A long trip from Argentina to Catalonia, a second life begun in Barcelona while Ezequiel’s artistic fire is still burning behind great pieces of art called tattoos.
Ezequiel, can you tell my readers about your move from Buenos Aires to Barcelona?
Hello to you and to all the readers! The move from Buenos Aires to Barcelona was a thing that we planned along with my wife for our future and our family’s future. Clients and people here are amazing, super friendly and open minded, and luckily they received my work with open arms. I couldn’t be more grateful to this city and Spain in general.
Why the “Samuraii” nickname?
Long story short: I used to be a kung fu apprentice, like twenty years ago, and a couple of friends started calling me like that. Eventually it stuck and it’s quite catchy too so I used it as an “artistic name” or something… (smiles)
When exactly did the fire of tattoo art begin to burn inside you and how did you discover your flair for Black and Grey Realistic tattoos?
Well, I started studying drawing and painting when I was six, then at fourteen I started taking comics classes, but not superhero like comics are, but more realistic and horror oriented. I dropped everything related to drawing and painting for several years. Then in the beginning of the 2000s I started getting tattoos, so eventually the idea of becoming a tattoo artist crossed in my mind.
After a couple years tattooing and doing almost every style, I started to realise the Black and Grey was the thing that I liked the most. Why? I don’t really know!
All my comics studies were done in black-and-white. I’ve always loved those old black-and-white horror movies too, So maybe it’s because of all that.
Did you have mentors along your artistic path? Or do you consider yourself a completely DIY tattoo artist?
In the drawing field I had my master, Horacio Lalia, who is a comics master from Argentina; In the tattoo field I had my mentor too, whose name is Quito, and he’s also from Argentina.
All the rest was all about trying things, making mistakes, and trying to do things better the next time, so that part is maybe a do-it-yourself thing.
Do you consider the full back tattoo pieces the highlights of your personal art inside a portfolio full of very good work?
I truly love doing full back pieces. I think when it comes to big projects, back pieces are the ones that I like most; I love working on a big scale and doing designs that have impact and are readable from a distance and with enough contrast and definition to last forever. This year in particular I am doing a couple of full leg sleeves too that are a completely different thing from black pieces because all the design and the composition must flow all around the leg. So it’s a bit more tricky. But so far I am really happy about how they are coming along!
Do you think history and the cult of the past add something more to your artistic vision?

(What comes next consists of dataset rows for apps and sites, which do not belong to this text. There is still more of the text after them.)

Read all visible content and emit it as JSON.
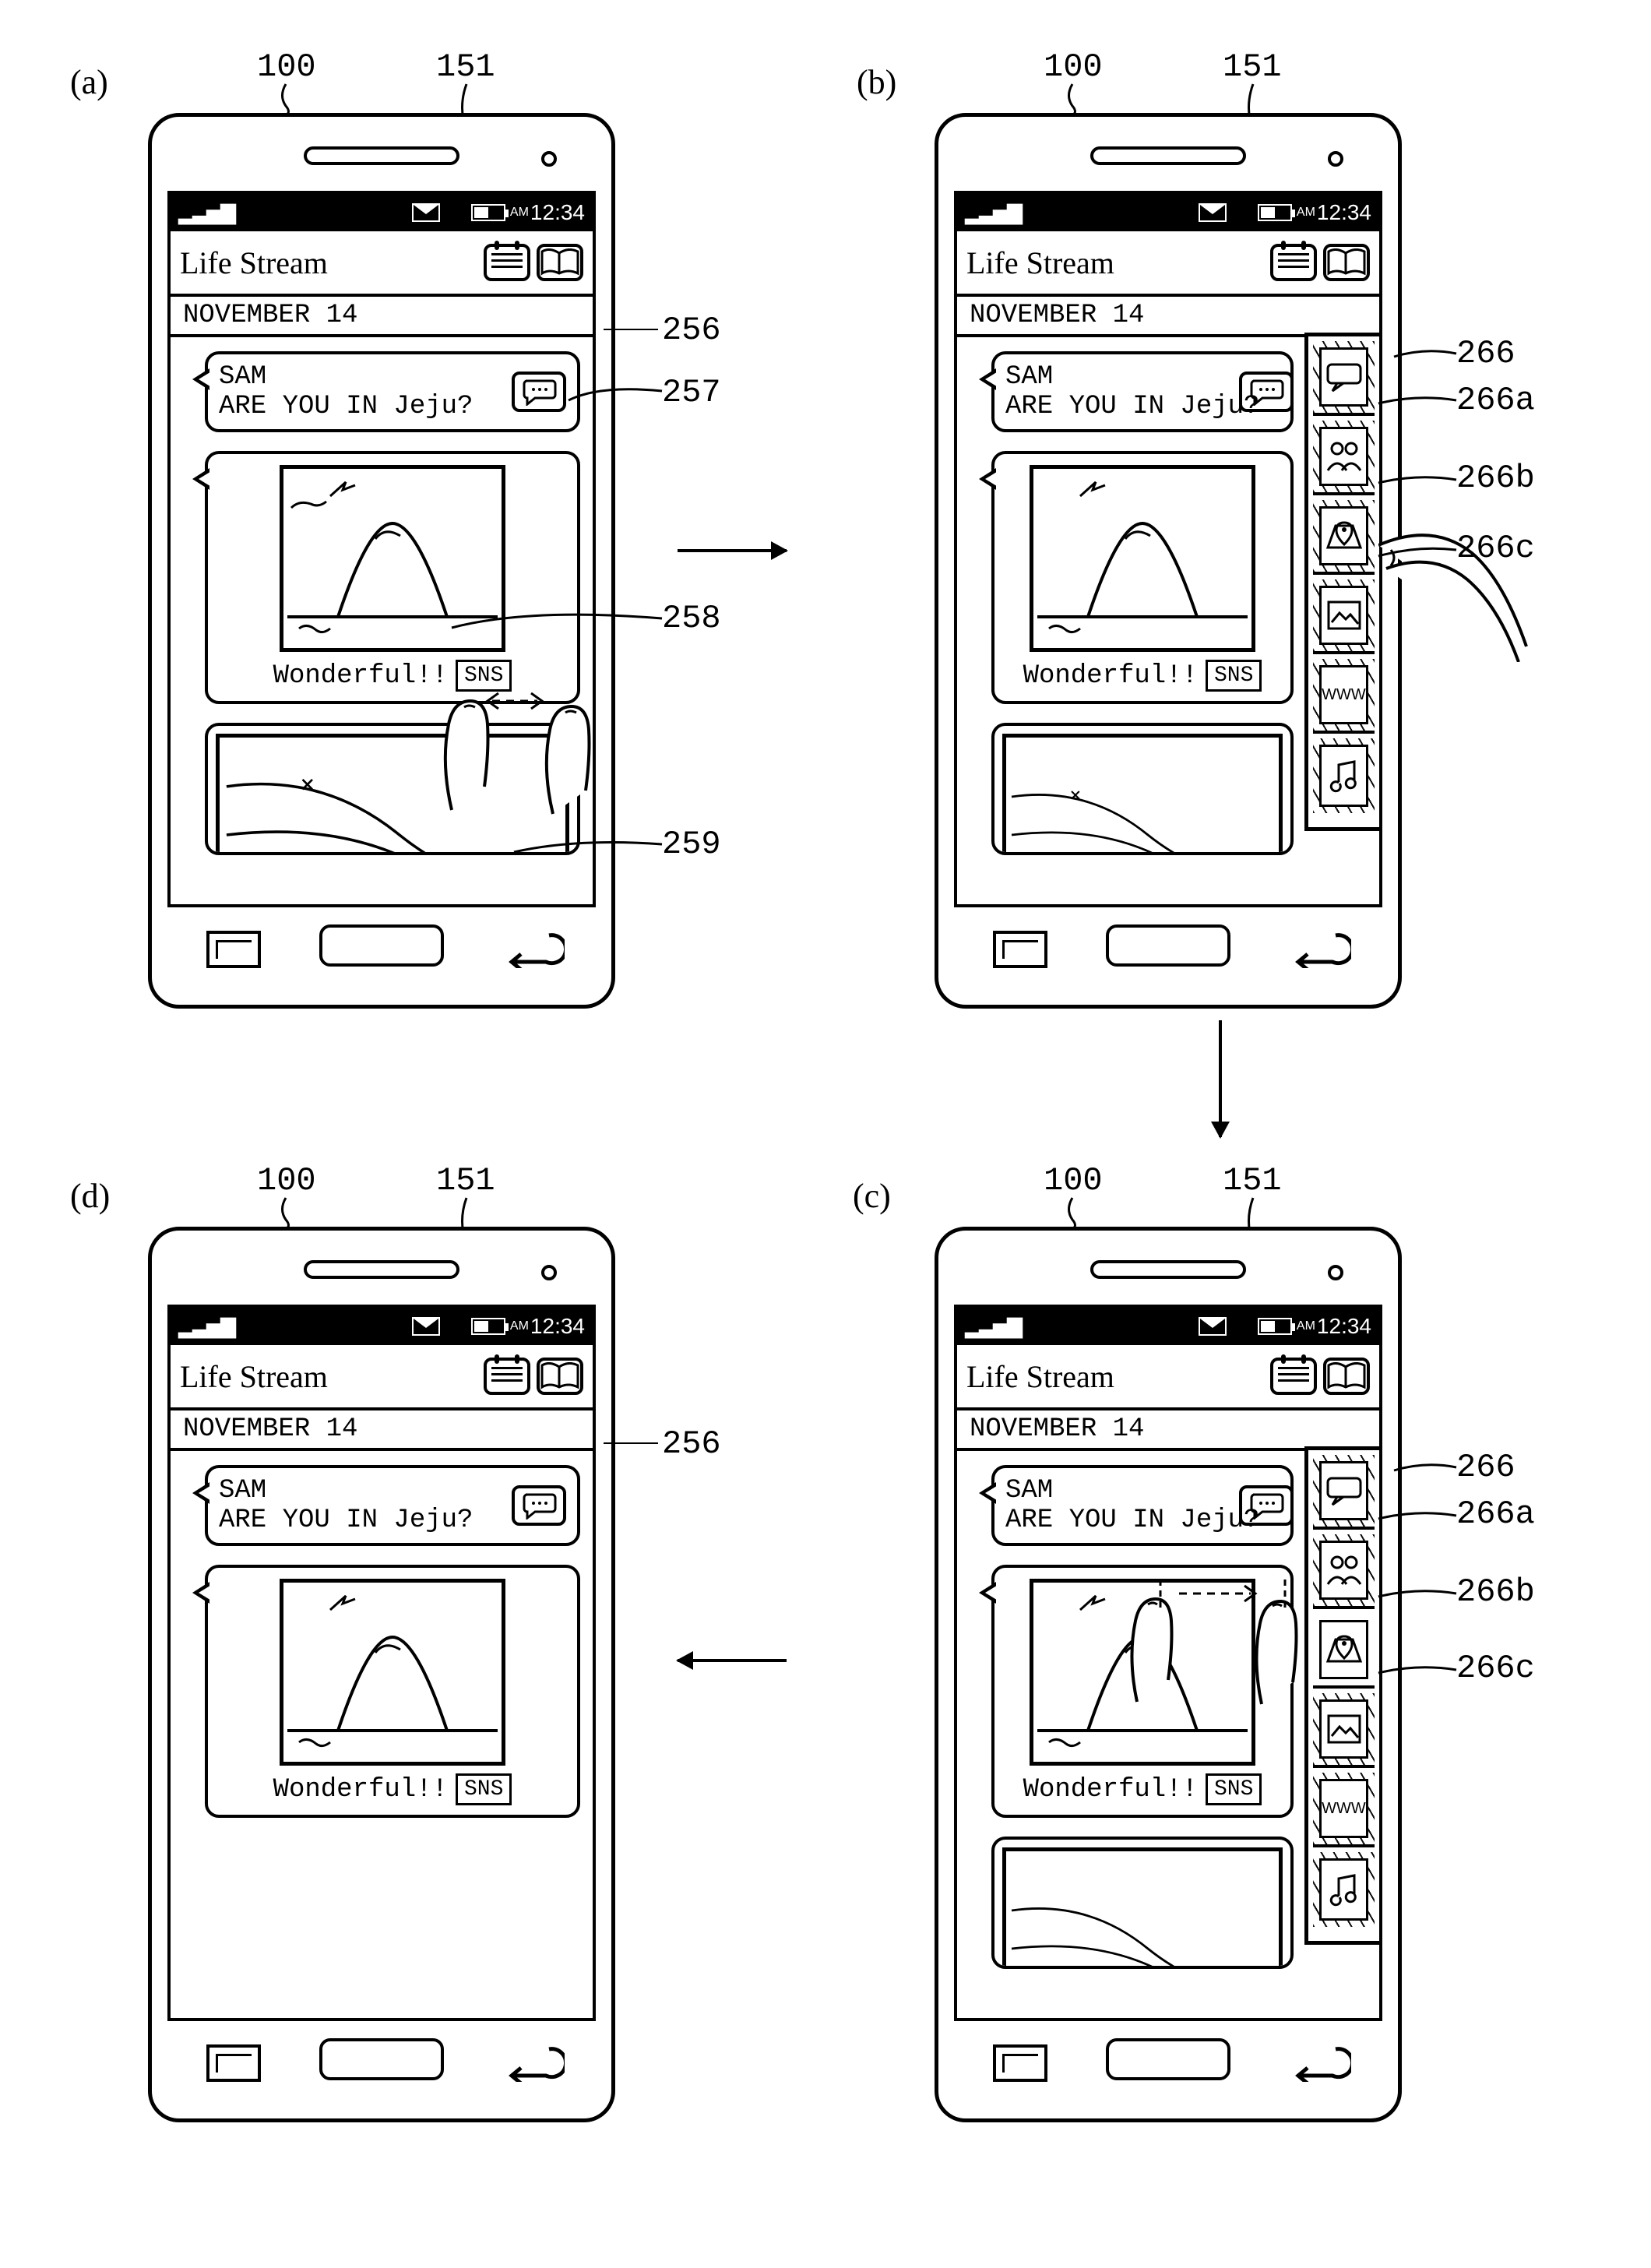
{
  "panels": {
    "a": "(a)",
    "b": "(b)",
    "c": "(c)",
    "d": "(d)"
  },
  "refs": {
    "r100": "100",
    "r151": "151",
    "r256": "256",
    "r257": "257",
    "r258": "258",
    "r259": "259",
    "r266": "266",
    "r266a": "266a",
    "r266b": "266b",
    "r266c": "266c"
  },
  "status": {
    "signal": "▝▚▌▌▌",
    "ampm": "AM",
    "time": "12:34"
  },
  "header": {
    "title": "Life Stream"
  },
  "date": "NOVEMBER 14",
  "msg": {
    "name": "SAM",
    "text": "ARE YOU IN Jeju?"
  },
  "photo": {
    "caption": "Wonderful!!",
    "badge": "SNS"
  },
  "tray": {
    "www": "WWW"
  },
  "nav": {
    "back_glyph": "⮌"
  }
}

Absolutely! I really love history and ancient cultures. Statues, monuments, temples and paintings that were done so well such a long time ago and with such basic tools like the Egyptians, Greek or Romans had, are things that never cease to amaze me, and they are present all the time In my tattoos and art.
Do you like to inject some scary elements into the creation of your multi-layered tattoos?
Well, it all depends on what the client is looking for. And when the themes are more classic, like sculptures, Oriental, religious, and all that, I don’t put scary things in the designs. But when the themes allow more freedom or when they are horror-like compositions, yes, I try to give them a sick twist that makes them even scarier!
Last question: what is the eighth wonder in Barcelona? Parc Guell, Lionel Messi or “Ezequiel Samuraii Tattoo”?
Hahaha, not sure, but I think Leo Messi’s doing a pretty good job, isn’t he? (laughs)